--- EXERCISE ---
The output must reproduce each line of the data word for word.

* * * * * * *

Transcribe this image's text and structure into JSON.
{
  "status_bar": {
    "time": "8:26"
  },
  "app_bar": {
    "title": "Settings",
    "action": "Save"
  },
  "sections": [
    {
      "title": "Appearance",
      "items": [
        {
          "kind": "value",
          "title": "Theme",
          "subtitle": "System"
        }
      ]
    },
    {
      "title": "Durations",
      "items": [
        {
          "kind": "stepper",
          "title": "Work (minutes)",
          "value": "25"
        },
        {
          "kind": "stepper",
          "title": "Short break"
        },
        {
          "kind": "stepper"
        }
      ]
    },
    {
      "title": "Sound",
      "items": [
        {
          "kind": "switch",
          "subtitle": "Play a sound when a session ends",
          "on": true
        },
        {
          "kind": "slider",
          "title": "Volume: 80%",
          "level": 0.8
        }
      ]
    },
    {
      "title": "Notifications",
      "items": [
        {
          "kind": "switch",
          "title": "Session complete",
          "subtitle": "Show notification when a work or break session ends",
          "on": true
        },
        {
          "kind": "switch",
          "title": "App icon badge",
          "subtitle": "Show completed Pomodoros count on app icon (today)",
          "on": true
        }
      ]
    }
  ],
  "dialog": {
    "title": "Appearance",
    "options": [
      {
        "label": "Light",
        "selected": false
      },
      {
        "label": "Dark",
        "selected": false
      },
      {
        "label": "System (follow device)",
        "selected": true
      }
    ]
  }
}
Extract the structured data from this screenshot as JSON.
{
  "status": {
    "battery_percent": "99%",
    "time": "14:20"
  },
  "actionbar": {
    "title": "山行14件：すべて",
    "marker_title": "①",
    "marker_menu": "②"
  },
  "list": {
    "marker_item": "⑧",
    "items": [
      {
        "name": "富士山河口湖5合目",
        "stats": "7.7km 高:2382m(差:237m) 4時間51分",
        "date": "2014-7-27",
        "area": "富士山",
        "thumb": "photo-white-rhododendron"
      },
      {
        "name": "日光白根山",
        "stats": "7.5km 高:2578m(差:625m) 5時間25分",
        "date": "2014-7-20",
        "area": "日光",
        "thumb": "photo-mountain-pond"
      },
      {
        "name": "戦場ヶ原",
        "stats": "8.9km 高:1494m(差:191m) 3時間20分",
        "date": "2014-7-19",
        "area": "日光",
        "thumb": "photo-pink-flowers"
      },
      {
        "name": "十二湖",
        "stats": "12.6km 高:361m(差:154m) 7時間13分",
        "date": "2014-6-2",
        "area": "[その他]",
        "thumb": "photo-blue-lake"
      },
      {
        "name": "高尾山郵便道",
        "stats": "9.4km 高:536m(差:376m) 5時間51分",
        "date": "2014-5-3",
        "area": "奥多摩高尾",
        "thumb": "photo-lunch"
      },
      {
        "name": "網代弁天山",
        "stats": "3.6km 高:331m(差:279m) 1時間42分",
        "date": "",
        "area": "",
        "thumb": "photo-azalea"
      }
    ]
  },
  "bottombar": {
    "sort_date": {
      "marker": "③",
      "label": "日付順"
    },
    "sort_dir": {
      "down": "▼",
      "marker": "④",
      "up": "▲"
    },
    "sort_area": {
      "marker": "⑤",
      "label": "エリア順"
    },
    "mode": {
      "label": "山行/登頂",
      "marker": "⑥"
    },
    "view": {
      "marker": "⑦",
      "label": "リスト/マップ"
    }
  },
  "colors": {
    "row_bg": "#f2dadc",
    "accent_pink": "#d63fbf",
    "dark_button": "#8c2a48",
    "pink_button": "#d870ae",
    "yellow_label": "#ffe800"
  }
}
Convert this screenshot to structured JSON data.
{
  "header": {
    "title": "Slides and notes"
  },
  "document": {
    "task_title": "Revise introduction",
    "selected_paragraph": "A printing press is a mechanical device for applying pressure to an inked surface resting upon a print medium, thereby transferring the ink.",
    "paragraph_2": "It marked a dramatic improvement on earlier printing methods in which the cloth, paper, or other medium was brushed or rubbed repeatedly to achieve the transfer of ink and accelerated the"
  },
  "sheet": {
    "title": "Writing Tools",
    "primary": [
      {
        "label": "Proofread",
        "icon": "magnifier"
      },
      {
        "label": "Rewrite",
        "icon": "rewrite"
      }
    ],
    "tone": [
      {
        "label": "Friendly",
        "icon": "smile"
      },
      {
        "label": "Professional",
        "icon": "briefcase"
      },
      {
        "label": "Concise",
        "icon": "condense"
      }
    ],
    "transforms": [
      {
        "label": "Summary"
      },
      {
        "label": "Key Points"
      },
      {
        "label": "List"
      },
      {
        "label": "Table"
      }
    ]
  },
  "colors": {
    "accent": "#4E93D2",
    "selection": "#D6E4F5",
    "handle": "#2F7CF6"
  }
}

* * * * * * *

--- YOUR RESPONSE ---
Transcribe this image's text and structure into JSON.
{
  "status_bar": {
    "time": "8:26"
  },
  "app_bar": {
    "title": "Settings",
    "action": "Save"
  },
  "sections": [
    {
      "title": "Appearance",
      "items": [
        {
          "kind": "value",
          "title": "Theme",
          "subtitle": "System"
        }
      ]
    },
    {
      "title": "Durations",
      "items": [
        {
          "kind": "stepper",
          "title": "Work (minutes)",
          "value": "25"
        },
        {
          "kind": "stepper",
          "title": "Short break"
        },
        {
          "kind": "stepper"
        }
      ]
    },
    {
      "title": "Sound",
      "items": [
        {
          "kind": "switch",
          "subtitle": "Play a sound when a session ends",
          "on": true
        },
        {
          "kind": "slider",
          "title": "Volume: 80%",
          "level": 0.8
        }
      ]
    },
    {
      "title": "Notifications",
      "items": [
        {
          "kind": "switch",
          "title": "Session complete",
          "subtitle": "Show notification when a work or break session ends",
          "on": true
        },
        {
          "kind": "switch",
          "title": "App icon badge",
          "subtitle": "Show completed Pomodoros count on app icon (today)",
          "on": true
        }
      ]
    }
  ],
  "dialog": {
    "title": "Appearance",
    "options": [
      {
        "label": "Light",
        "selected": false
      },
      {
        "label": "Dark",
        "selected": false
      },
      {
        "label": "System (follow device)",
        "selected": true
      }
    ]
  }
}
Extract the structured data from this screenshot as JSON.
{
  "status": {
    "battery_percent": "99%",
    "time": "14:20"
  },
  "actionbar": {
    "title": "山行14件：すべて",
    "marker_title": "①",
    "marker_menu": "②"
  },
  "list": {
    "marker_item": "⑧",
    "items": [
      {
        "name": "富士山河口湖5合目",
        "stats": "7.7km 高:2382m(差:237m) 4時間51分",
        "date": "2014-7-27",
        "area": "富士山",
        "thumb": "photo-white-rhododendron"
      },
      {
        "name": "日光白根山",
        "stats": "7.5km 高:2578m(差:625m) 5時間25分",
        "date": "2014-7-20",
        "area": "日光",
        "thumb": "photo-mountain-pond"
      },
      {
        "name": "戦場ヶ原",
        "stats": "8.9km 高:1494m(差:191m) 3時間20分",
        "date": "2014-7-19",
        "area": "日光",
        "thumb": "photo-pink-flowers"
      },
      {
        "name": "十二湖",
        "stats": "12.6km 高:361m(差:154m) 7時間13分",
        "date": "2014-6-2",
        "area": "[その他]",
        "thumb": "photo-blue-lake"
      },
      {
        "name": "高尾山郵便道",
        "stats": "9.4km 高:536m(差:376m) 5時間51分",
        "date": "2014-5-3",
        "area": "奥多摩高尾",
        "thumb": "photo-lunch"
      },
      {
        "name": "網代弁天山",
        "stats": "3.6km 高:331m(差:279m) 1時間42分",
        "date": "",
        "area": "",
        "thumb": "photo-azalea"
      }
    ]
  },
  "bottombar": {
    "sort_date": {
      "marker": "③",
      "label": "日付順"
    },
    "sort_dir": {
      "down": "▼",
      "marker": "④",
      "up": "▲"
    },
    "sort_area": {
      "marker": "⑤",
      "label": "エリア順"
    },
    "mode": {
      "label": "山行/登頂",
      "marker": "⑥"
    },
    "view": {
      "marker": "⑦",
      "label": "リスト/マップ"
    }
  },
  "colors": {
    "row_bg": "#f2dadc",
    "accent_pink": "#d63fbf",
    "dark_button": "#8c2a48",
    "pink_button": "#d870ae",
    "yellow_label": "#ffe800"
  }
}
Convert this screenshot to structured JSON data.
{
  "header": {
    "title": "Slides and notes"
  },
  "document": {
    "task_title": "Revise introduction",
    "selected_paragraph": "A printing press is a mechanical device for applying pressure to an inked surface resting upon a print medium, thereby transferring the ink.",
    "paragraph_2": "It marked a dramatic improvement on earlier printing methods in which the cloth, paper, or other medium was brushed or rubbed repeatedly to achieve the transfer of ink and accelerated the"
  },
  "sheet": {
    "title": "Writing Tools",
    "primary": [
      {
        "label": "Proofread",
        "icon": "magnifier"
      },
      {
        "label": "Rewrite",
        "icon": "rewrite"
      }
    ],
    "tone": [
      {
        "label": "Friendly",
        "icon": "smile"
      },
      {
        "label": "Professional",
        "icon": "briefcase"
      },
      {
        "label": "Concise",
        "icon": "condense"
      }
    ],
    "transforms": [
      {
        "label": "Summary"
      },
      {
        "label": "Key Points"
      },
      {
        "label": "List"
      },
      {
        "label": "Table"
      }
    ]
  },
  "colors": {
    "accent": "#4E93D2",
    "selection": "#D6E4F5",
    "handle": "#2F7CF6"
  }
}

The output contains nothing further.